Dumpster Rental in Tulsa, Oklahoma
For residents and businesses in Tulsa, managing waste efficiently is crucial; this is where dumpster rental services come into play.
Benefits of Dumpster Rental in Tulsa
- Versatility: Suitable for both residential cleanups and large construction projects.
- Convenience: Easy to rent and delivered right to your location in Tulsa.
- Efficiency: Streamlines waste management, especially for large amounts of debris.
Choosing the Right Dumpster Rental Service in Tulsa
When selecting a dumpster rental service in Tulsa, consider the following:
- Size Options: Ensure they offer a range of sizes to suit different needs.
- Rental Terms: Look for flexible rental terms and transparent pricing.
- Disposal Methods: Opt for services that follow environmentally responsible disposal practices.
In the Tulsa versus Oklahoma City debate, the answer depends on what metrics you consider. Geographically and population-wise, Oklahoma City is more prominent. However, Tulsa is a culturally rich and historically significant city. Both cities offer unique experiences and contribute significantly to the state’s charm and economy.
Regarding practical aspects like waste management in Tulsa, dumpster rental services are vital in offering efficient and eco-friendly solutions for residents and businesses.
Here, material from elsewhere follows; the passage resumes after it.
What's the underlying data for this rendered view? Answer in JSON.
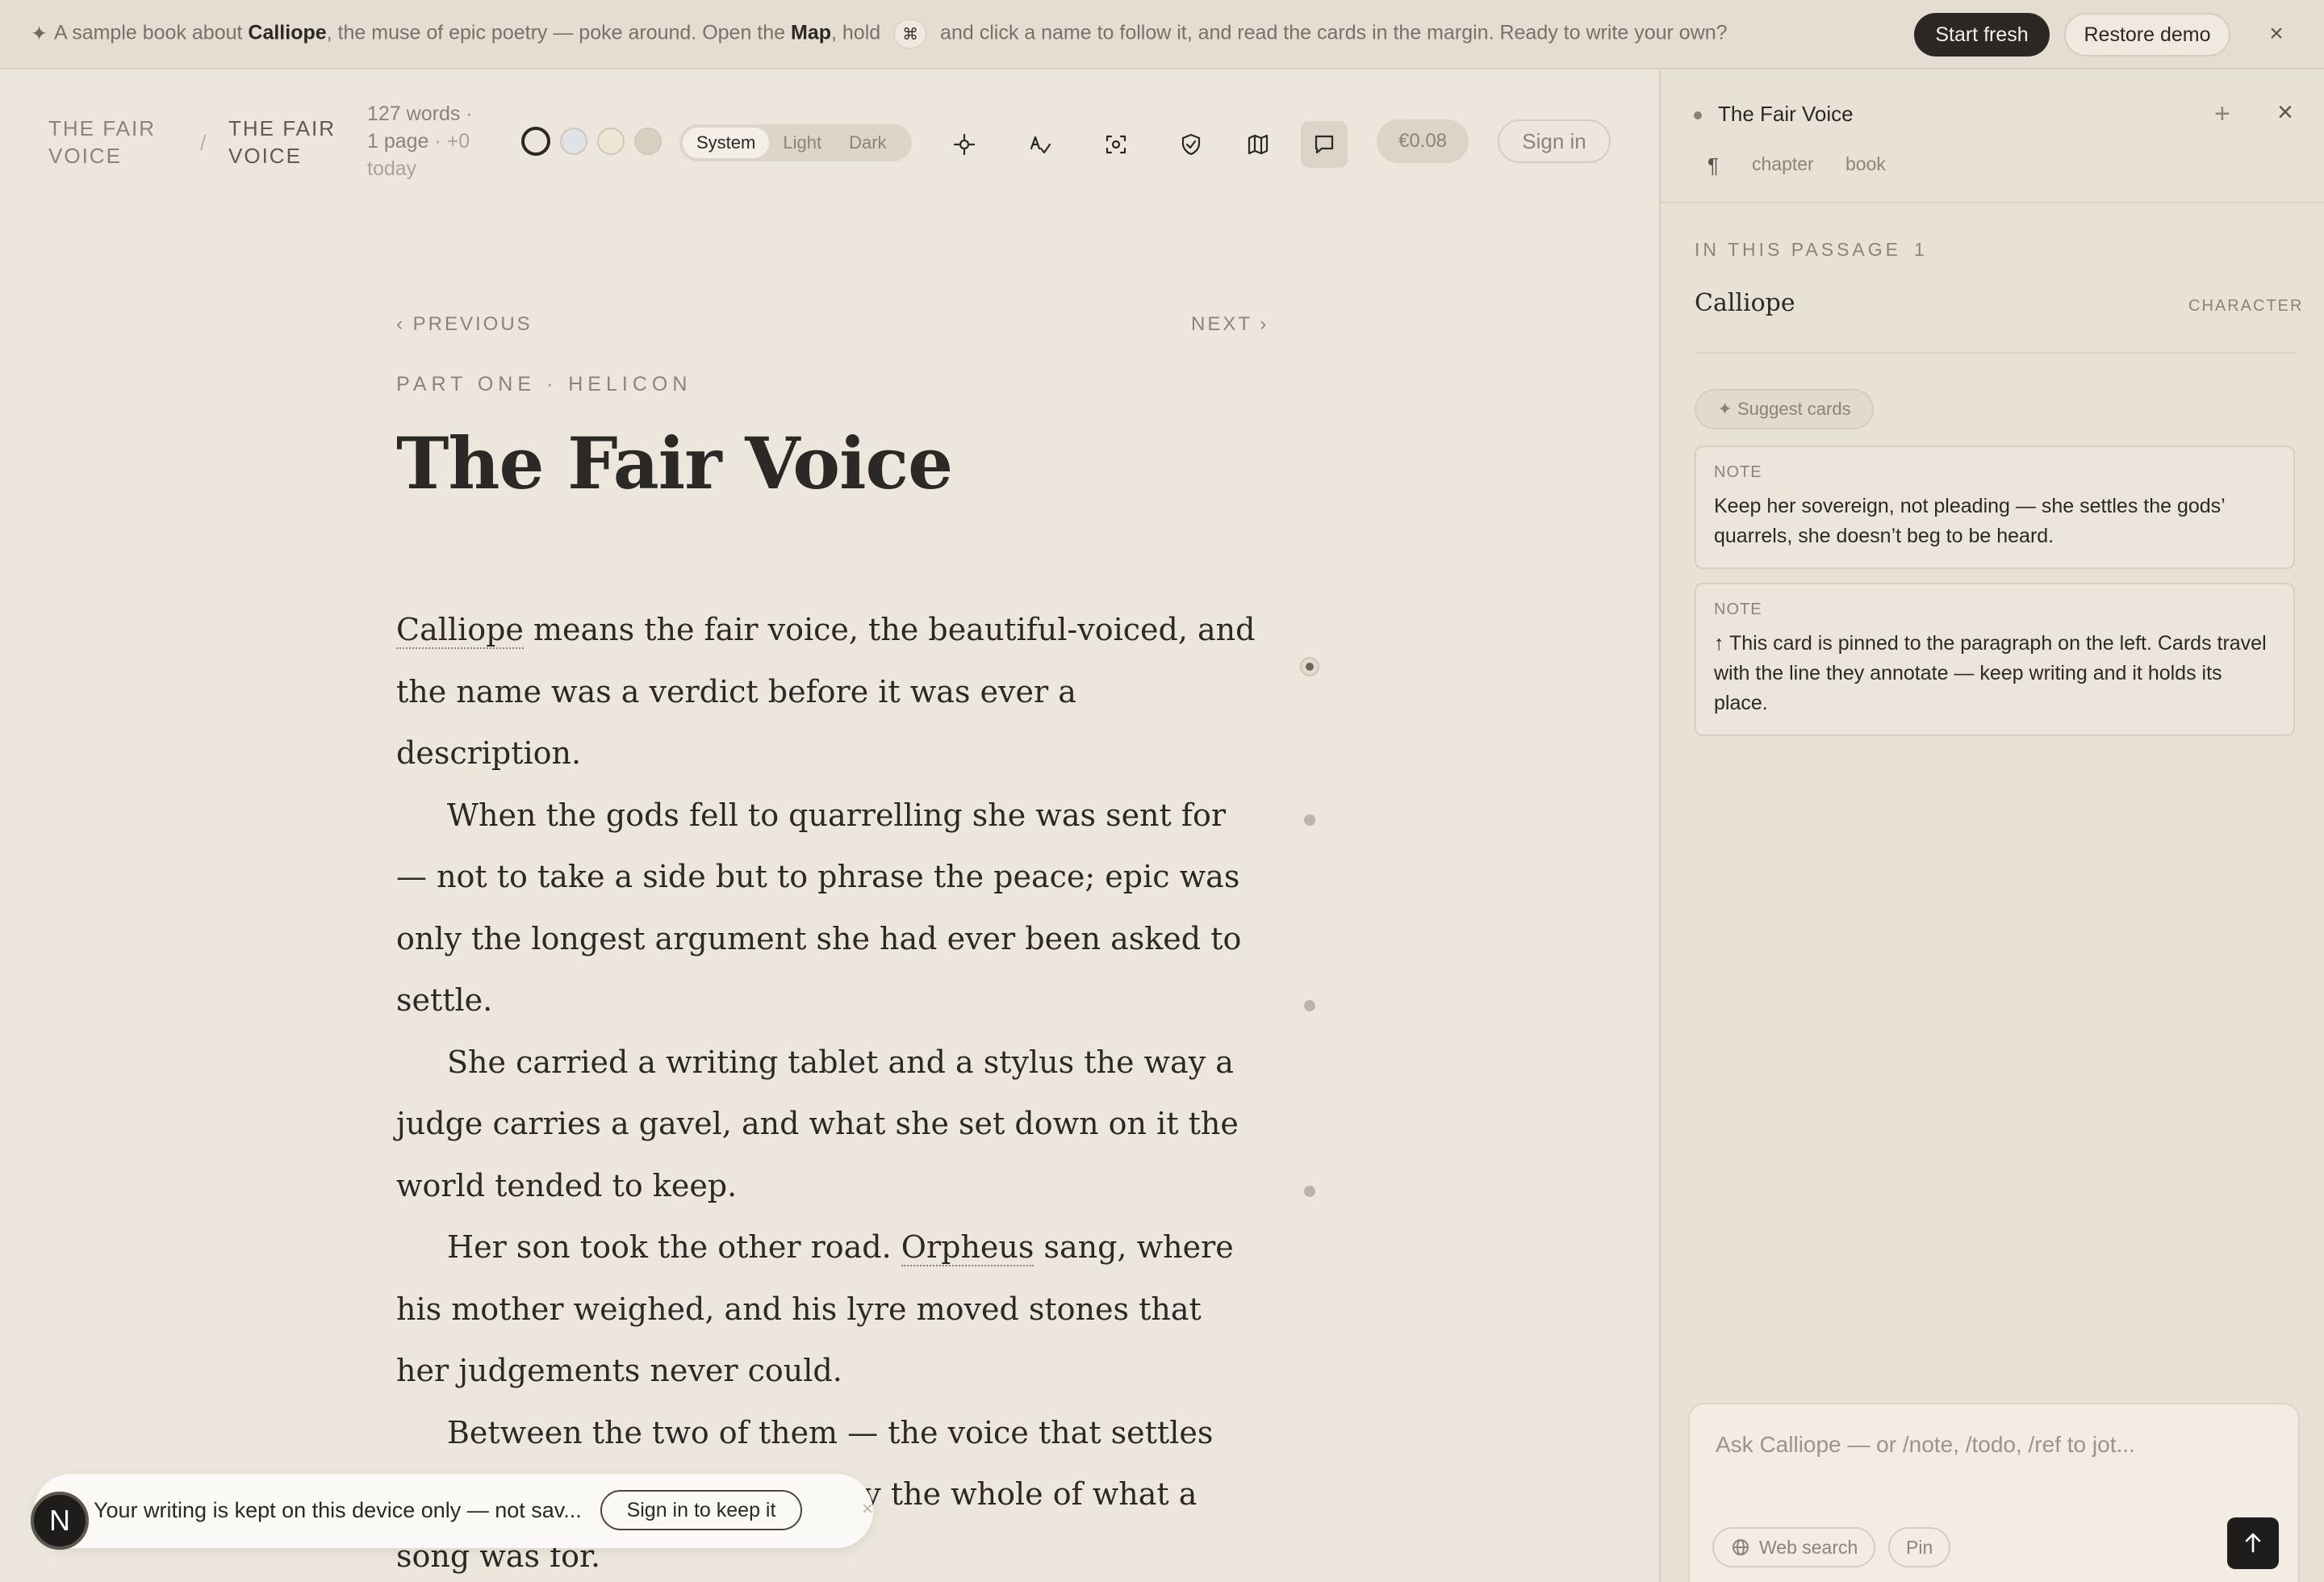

Whether in the sprawling expanse of Oklahoma City or the historic streets of Tulsa, each city has its unique appeal, making Oklahoma a state with diverse and rich urban experiences.